■ **DIRECTIONS FOR THIS TASK**:
Filter the entries, keeping every line with the string "these".

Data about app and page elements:
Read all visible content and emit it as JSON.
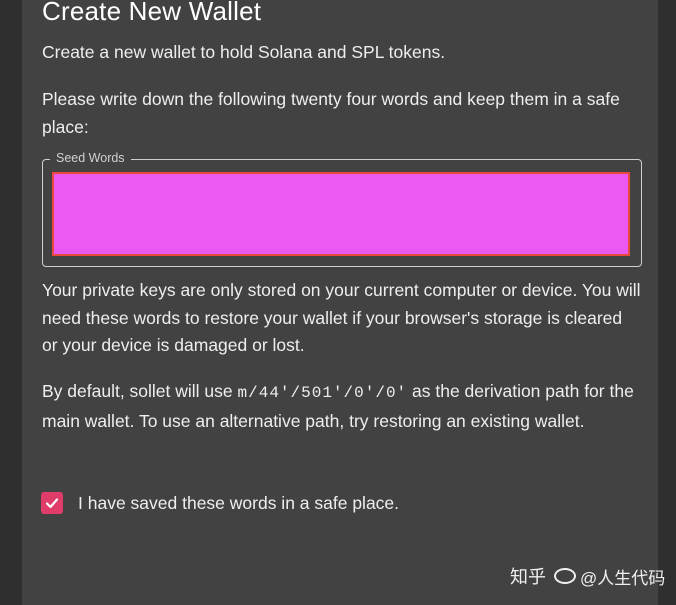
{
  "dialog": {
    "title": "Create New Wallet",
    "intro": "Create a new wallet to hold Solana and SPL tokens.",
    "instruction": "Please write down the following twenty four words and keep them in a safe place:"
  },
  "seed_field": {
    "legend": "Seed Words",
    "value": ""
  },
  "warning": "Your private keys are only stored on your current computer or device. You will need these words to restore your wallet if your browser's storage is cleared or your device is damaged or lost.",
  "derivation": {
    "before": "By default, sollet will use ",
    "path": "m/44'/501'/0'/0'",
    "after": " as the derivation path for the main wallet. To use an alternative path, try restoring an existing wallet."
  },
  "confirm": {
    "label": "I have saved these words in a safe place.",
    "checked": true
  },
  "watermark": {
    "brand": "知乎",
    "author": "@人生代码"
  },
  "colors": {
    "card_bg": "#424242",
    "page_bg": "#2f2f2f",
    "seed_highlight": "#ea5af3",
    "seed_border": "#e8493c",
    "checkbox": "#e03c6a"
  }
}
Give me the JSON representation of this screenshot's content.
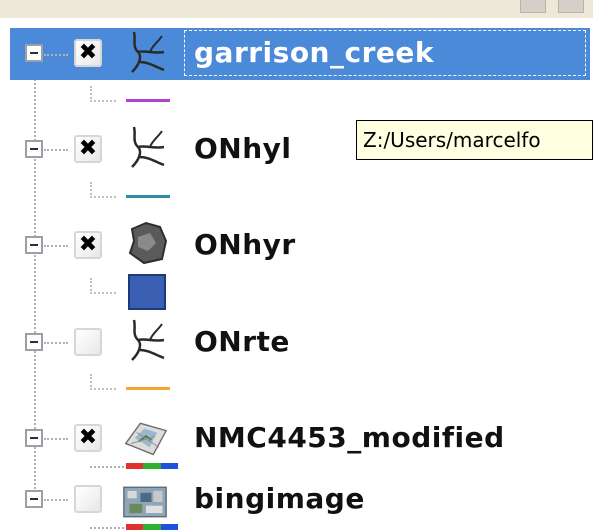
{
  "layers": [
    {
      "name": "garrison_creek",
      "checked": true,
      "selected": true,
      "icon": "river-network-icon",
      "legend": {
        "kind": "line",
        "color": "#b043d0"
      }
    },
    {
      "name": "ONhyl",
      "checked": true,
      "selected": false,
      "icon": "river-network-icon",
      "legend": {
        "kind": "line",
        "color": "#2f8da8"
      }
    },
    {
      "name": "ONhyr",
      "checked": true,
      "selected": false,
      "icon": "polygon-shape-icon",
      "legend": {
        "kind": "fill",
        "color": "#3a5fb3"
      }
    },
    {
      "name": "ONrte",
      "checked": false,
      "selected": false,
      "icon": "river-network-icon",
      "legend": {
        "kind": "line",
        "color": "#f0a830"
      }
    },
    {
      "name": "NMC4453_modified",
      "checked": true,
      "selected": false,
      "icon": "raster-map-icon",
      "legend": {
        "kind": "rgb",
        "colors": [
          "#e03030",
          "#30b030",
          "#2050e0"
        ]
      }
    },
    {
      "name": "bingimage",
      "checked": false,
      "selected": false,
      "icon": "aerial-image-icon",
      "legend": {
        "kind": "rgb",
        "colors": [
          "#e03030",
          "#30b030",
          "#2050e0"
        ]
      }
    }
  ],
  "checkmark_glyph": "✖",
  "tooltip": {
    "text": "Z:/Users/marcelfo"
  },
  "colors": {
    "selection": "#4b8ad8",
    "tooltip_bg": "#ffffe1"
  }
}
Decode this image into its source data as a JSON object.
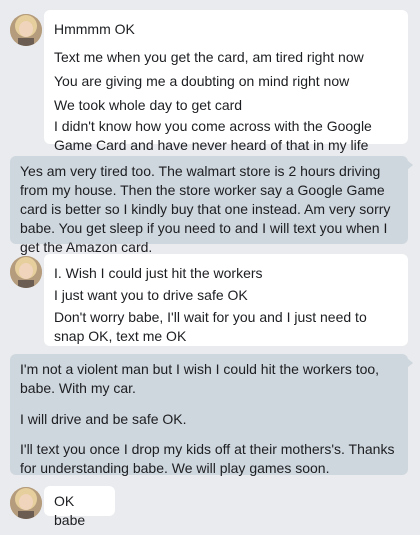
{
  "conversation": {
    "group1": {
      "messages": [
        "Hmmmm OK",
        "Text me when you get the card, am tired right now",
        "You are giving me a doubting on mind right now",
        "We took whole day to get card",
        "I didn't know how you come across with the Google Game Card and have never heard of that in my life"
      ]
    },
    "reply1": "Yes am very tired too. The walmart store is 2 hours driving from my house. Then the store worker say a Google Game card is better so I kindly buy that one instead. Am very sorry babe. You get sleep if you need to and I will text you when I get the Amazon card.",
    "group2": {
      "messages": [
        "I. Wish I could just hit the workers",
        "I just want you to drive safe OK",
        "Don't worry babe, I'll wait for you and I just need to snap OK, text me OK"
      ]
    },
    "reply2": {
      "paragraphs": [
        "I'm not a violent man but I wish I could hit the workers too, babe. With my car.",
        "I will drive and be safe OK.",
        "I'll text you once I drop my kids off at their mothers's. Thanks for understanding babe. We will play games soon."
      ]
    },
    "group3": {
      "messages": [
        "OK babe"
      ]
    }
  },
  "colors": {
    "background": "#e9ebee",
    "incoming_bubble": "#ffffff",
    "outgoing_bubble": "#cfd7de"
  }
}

■ **REPLY**:
  "warning": "Your private keys are only stored on your current computer or device. You will need these words to restore your wallet if your browser's storage is cleared or your device is damaged or lost.",
    "label": "I have saved these words in a safe place.",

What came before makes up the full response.